Problem to work on. Exclude all pictures, then copy each of the records exactly as written.

^^^^

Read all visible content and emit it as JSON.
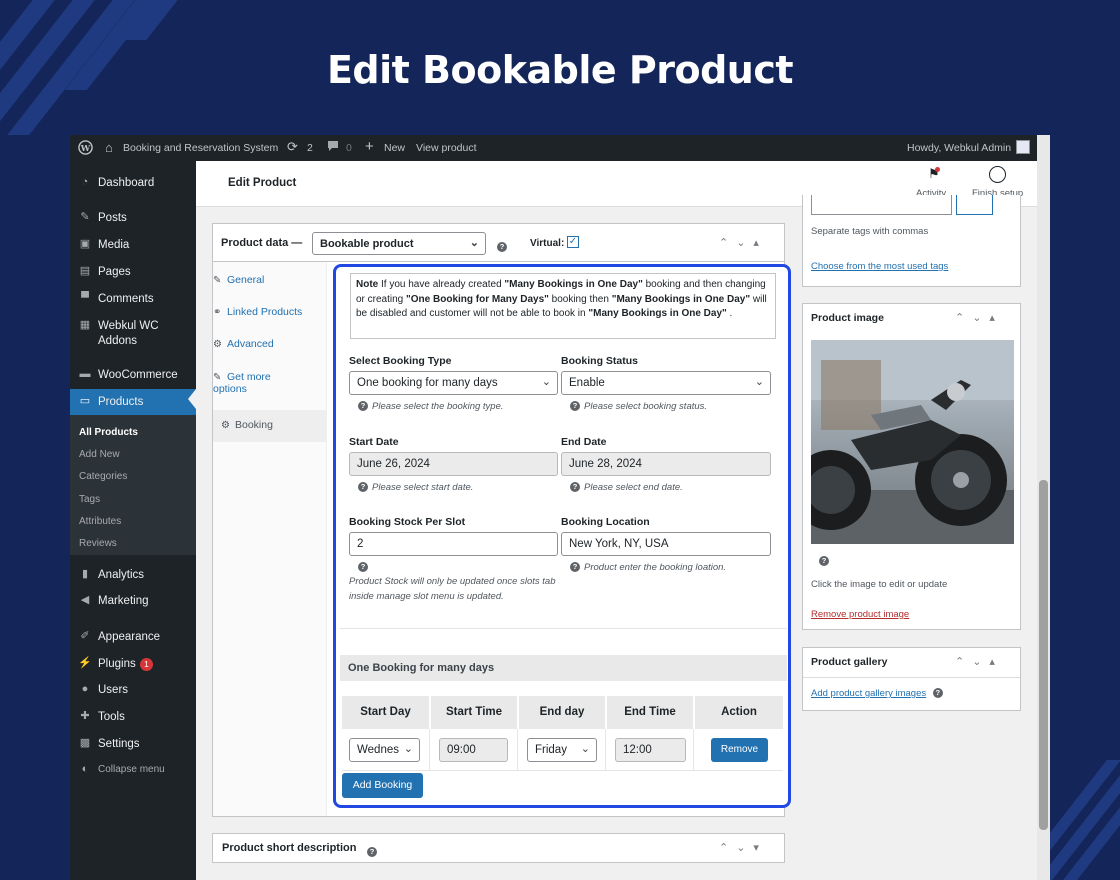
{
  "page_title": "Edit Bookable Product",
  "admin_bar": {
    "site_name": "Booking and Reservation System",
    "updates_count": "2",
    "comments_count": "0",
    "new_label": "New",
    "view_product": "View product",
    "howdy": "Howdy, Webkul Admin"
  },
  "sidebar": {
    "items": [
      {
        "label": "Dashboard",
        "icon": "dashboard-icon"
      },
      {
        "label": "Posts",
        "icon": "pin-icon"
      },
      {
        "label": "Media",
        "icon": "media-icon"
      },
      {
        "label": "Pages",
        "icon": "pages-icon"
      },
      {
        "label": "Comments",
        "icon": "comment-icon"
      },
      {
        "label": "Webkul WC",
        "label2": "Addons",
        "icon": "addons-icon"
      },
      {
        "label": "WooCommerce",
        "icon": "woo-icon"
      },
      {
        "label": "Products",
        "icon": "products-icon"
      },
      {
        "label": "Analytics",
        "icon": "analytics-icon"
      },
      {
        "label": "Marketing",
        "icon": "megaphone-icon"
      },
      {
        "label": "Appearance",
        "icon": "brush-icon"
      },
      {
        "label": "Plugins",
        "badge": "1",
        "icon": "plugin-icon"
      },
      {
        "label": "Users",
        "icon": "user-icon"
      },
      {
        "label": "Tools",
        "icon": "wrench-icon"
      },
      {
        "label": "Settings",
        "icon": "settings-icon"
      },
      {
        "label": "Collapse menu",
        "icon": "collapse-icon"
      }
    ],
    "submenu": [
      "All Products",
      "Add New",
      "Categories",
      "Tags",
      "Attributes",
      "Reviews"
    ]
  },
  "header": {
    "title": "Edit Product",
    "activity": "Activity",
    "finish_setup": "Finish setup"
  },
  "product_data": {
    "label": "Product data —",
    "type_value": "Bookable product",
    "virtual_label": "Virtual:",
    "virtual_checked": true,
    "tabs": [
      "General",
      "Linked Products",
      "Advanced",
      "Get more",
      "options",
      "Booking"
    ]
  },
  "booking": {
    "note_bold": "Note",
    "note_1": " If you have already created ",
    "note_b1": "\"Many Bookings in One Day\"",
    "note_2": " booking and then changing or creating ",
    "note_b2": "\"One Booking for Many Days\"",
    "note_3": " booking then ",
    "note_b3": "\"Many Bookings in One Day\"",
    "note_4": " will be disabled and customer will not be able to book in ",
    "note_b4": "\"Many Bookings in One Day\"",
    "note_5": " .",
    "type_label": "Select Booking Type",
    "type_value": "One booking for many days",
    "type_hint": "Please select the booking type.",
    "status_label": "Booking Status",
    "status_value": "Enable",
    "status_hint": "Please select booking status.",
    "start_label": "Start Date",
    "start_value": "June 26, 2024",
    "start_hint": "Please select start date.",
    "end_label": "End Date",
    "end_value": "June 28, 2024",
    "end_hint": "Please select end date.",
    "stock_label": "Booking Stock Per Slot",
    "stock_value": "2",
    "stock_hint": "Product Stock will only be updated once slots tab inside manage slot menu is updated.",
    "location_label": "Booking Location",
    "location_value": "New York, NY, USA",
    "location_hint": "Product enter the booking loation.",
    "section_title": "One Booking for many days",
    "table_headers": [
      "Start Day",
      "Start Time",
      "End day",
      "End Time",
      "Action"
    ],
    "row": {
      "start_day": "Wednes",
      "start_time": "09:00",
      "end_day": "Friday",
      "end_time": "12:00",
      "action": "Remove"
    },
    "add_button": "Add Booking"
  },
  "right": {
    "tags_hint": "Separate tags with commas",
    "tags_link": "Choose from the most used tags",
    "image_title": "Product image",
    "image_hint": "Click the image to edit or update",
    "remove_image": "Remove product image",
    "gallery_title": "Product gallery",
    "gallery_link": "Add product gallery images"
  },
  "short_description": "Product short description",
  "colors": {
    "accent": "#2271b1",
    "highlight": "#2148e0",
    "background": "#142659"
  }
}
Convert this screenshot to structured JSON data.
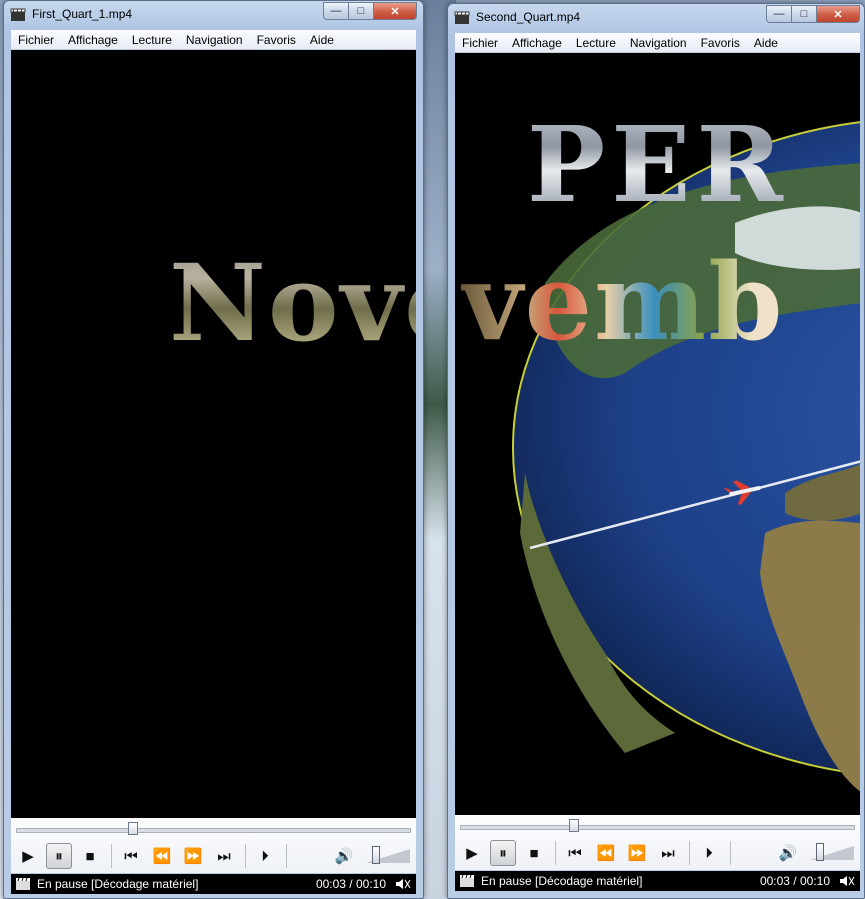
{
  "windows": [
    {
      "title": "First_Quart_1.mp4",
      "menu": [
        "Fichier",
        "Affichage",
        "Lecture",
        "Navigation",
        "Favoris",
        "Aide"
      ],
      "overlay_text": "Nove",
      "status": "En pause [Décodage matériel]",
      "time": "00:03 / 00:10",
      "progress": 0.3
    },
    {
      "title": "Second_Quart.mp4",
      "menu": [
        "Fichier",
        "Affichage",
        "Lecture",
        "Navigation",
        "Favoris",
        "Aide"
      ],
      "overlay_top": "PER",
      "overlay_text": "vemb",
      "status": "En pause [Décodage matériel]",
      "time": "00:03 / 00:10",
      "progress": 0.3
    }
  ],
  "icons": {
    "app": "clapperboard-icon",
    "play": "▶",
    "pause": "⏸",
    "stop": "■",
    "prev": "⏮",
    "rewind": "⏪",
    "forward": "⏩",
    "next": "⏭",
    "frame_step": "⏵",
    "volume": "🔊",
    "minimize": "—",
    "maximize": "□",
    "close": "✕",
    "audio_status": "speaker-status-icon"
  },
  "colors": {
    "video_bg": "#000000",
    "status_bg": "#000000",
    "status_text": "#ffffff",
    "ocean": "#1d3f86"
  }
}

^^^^

Final answer.
Read all visible content and emit it as JSON.
{
  "page_title": "Edit Bookable Product",
  "admin_bar": {
    "site_name": "Booking and Reservation System",
    "updates_count": "2",
    "comments_count": "0",
    "new_label": "New",
    "view_product": "View product",
    "howdy": "Howdy, Webkul Admin"
  },
  "sidebar": {
    "items": [
      {
        "label": "Dashboard",
        "icon": "dashboard-icon"
      },
      {
        "label": "Posts",
        "icon": "pin-icon"
      },
      {
        "label": "Media",
        "icon": "media-icon"
      },
      {
        "label": "Pages",
        "icon": "pages-icon"
      },
      {
        "label": "Comments",
        "icon": "comment-icon"
      },
      {
        "label": "Webkul WC",
        "label2": "Addons",
        "icon": "addons-icon"
      },
      {
        "label": "WooCommerce",
        "icon": "woo-icon"
      },
      {
        "label": "Products",
        "icon": "products-icon"
      },
      {
        "label": "Analytics",
        "icon": "analytics-icon"
      },
      {
        "label": "Marketing",
        "icon": "megaphone-icon"
      },
      {
        "label": "Appearance",
        "icon": "brush-icon"
      },
      {
        "label": "Plugins",
        "badge": "1",
        "icon": "plugin-icon"
      },
      {
        "label": "Users",
        "icon": "user-icon"
      },
      {
        "label": "Tools",
        "icon": "wrench-icon"
      },
      {
        "label": "Settings",
        "icon": "settings-icon"
      },
      {
        "label": "Collapse menu",
        "icon": "collapse-icon"
      }
    ],
    "submenu": [
      "All Products",
      "Add New",
      "Categories",
      "Tags",
      "Attributes",
      "Reviews"
    ]
  },
  "header": {
    "title": "Edit Product",
    "activity": "Activity",
    "finish_setup": "Finish setup"
  },
  "product_data": {
    "label": "Product data —",
    "type_value": "Bookable product",
    "virtual_label": "Virtual:",
    "virtual_checked": true,
    "tabs": [
      "General",
      "Linked Products",
      "Advanced",
      "Get more",
      "options",
      "Booking"
    ]
  },
  "booking": {
    "note_bold": "Note",
    "note_1": " If you have already created ",
    "note_b1": "\"Many Bookings in One Day\"",
    "note_2": " booking and then changing or creating ",
    "note_b2": "\"One Booking for Many Days\"",
    "note_3": " booking then ",
    "note_b3": "\"Many Bookings in One Day\"",
    "note_4": " will be disabled and customer will not be able to book in ",
    "note_b4": "\"Many Bookings in One Day\"",
    "note_5": " .",
    "type_label": "Select Booking Type",
    "type_value": "One booking for many days",
    "type_hint": "Please select the booking type.",
    "status_label": "Booking Status",
    "status_value": "Enable",
    "status_hint": "Please select booking status.",
    "start_label": "Start Date",
    "start_value": "June 26, 2024",
    "start_hint": "Please select start date.",
    "end_label": "End Date",
    "end_value": "June 28, 2024",
    "end_hint": "Please select end date.",
    "stock_label": "Booking Stock Per Slot",
    "stock_value": "2",
    "stock_hint": "Product Stock will only be updated once slots tab inside manage slot menu is updated.",
    "location_label": "Booking Location",
    "location_value": "New York, NY, USA",
    "location_hint": "Product enter the booking loation.",
    "section_title": "One Booking for many days",
    "table_headers": [
      "Start Day",
      "Start Time",
      "End day",
      "End Time",
      "Action"
    ],
    "row": {
      "start_day": "Wednes",
      "start_time": "09:00",
      "end_day": "Friday",
      "end_time": "12:00",
      "action": "Remove"
    },
    "add_button": "Add Booking"
  },
  "right": {
    "tags_hint": "Separate tags with commas",
    "tags_link": "Choose from the most used tags",
    "image_title": "Product image",
    "image_hint": "Click the image to edit or update",
    "remove_image": "Remove product image",
    "gallery_title": "Product gallery",
    "gallery_link": "Add product gallery images"
  },
  "short_description": "Product short description",
  "colors": {
    "accent": "#2271b1",
    "highlight": "#2148e0",
    "background": "#142659"
  }
}
Convert this screenshot to structured JSON data.
{
  "windows": [
    {
      "title": "First_Quart_1.mp4",
      "menu": [
        "Fichier",
        "Affichage",
        "Lecture",
        "Navigation",
        "Favoris",
        "Aide"
      ],
      "overlay_text": "Nove",
      "status": "En pause [Décodage matériel]",
      "time": "00:03 / 00:10",
      "progress": 0.3
    },
    {
      "title": "Second_Quart.mp4",
      "menu": [
        "Fichier",
        "Affichage",
        "Lecture",
        "Navigation",
        "Favoris",
        "Aide"
      ],
      "overlay_top": "PER",
      "overlay_text": "vemb",
      "status": "En pause [Décodage matériel]",
      "time": "00:03 / 00:10",
      "progress": 0.3
    }
  ],
  "icons": {
    "app": "clapperboard-icon",
    "play": "▶",
    "pause": "⏸",
    "stop": "■",
    "prev": "⏮",
    "rewind": "⏪",
    "forward": "⏩",
    "next": "⏭",
    "frame_step": "⏵",
    "volume": "🔊",
    "minimize": "—",
    "maximize": "□",
    "close": "✕",
    "audio_status": "speaker-status-icon"
  },
  "colors": {
    "video_bg": "#000000",
    "status_bg": "#000000",
    "status_text": "#ffffff",
    "ocean": "#1d3f86"
  }
}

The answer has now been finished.